As earlier noted, I was privileged on Friday to behold the Liberty Bell. Although I was born in New York City (so were both my parents and my father's mother), I managed to reach the age of 47 before this very first visit.
What I found most fascinating was that when the original crack appeared it did not prevent the bell from ringing. In an effort to repair the crack, they tried some process that held only temporarily. When it rebroke, it was considerably more damaged and no longer functioned. Sometimes, if it ain't all that broke, it's still better not to fix it.
I was reminded of the Jewish law against repairing vessels that were used in the Holy Temple, because of the principle that "there can be no poverty in a place of wealth". However, this applies only if the original break caused it to be unusable. In that case, the item can be utilized only as the result of the repair, which renders it a specimen of "poverty" that is inappropriate in a place of generous munificence. This creates a counterintuitive premise: "If it is broke, don't fix it."
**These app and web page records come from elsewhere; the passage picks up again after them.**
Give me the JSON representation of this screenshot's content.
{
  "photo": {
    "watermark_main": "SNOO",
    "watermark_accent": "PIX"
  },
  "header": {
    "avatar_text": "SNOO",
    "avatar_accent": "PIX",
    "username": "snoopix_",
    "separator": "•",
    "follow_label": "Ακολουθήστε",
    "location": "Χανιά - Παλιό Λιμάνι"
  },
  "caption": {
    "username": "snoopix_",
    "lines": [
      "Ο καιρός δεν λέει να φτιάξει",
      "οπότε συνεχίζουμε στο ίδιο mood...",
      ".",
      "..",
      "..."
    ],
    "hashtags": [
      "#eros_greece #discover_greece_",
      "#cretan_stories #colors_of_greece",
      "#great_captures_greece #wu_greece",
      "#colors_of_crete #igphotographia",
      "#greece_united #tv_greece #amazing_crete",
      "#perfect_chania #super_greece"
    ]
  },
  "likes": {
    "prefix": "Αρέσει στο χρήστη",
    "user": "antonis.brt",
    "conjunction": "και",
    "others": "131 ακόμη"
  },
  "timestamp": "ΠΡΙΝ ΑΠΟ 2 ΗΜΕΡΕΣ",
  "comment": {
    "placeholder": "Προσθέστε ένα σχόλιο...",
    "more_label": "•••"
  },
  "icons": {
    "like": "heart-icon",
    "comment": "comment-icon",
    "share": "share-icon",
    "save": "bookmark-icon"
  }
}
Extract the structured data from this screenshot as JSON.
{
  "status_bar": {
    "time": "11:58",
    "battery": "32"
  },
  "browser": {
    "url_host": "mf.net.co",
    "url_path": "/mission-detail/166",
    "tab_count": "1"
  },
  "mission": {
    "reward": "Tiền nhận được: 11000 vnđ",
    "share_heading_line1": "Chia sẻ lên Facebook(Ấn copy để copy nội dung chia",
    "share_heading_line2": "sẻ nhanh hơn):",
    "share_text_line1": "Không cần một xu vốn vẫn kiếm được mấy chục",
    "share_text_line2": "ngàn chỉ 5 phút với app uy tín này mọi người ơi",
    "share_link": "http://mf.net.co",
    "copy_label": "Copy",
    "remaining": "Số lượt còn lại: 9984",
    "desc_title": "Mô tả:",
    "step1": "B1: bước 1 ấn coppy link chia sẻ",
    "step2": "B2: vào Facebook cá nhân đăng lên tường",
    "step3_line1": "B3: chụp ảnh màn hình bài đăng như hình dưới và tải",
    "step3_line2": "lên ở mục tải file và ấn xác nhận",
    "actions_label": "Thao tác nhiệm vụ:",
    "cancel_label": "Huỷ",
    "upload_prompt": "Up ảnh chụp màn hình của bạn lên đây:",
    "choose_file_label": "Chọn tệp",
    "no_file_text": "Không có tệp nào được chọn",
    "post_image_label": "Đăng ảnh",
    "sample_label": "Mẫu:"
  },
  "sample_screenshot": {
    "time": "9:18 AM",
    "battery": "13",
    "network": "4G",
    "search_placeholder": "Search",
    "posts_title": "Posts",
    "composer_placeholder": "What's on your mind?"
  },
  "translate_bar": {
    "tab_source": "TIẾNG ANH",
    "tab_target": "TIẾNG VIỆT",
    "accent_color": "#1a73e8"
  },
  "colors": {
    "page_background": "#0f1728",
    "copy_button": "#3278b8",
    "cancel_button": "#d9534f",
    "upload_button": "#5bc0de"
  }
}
The Talmud adds a story that relates directly to the Liberty Bell. It reports that there was an oboe that had been crafted in the days of Moses and was preserved through all the generations, eventually being used in Solomon's Temple (built 440 years after the passing of Moses). Later, it developed a crack but still made nice music. They tried to repair the crack with some gluey substance but the music was not as sweet. So they just scraped it off and went back to using it, crack and all.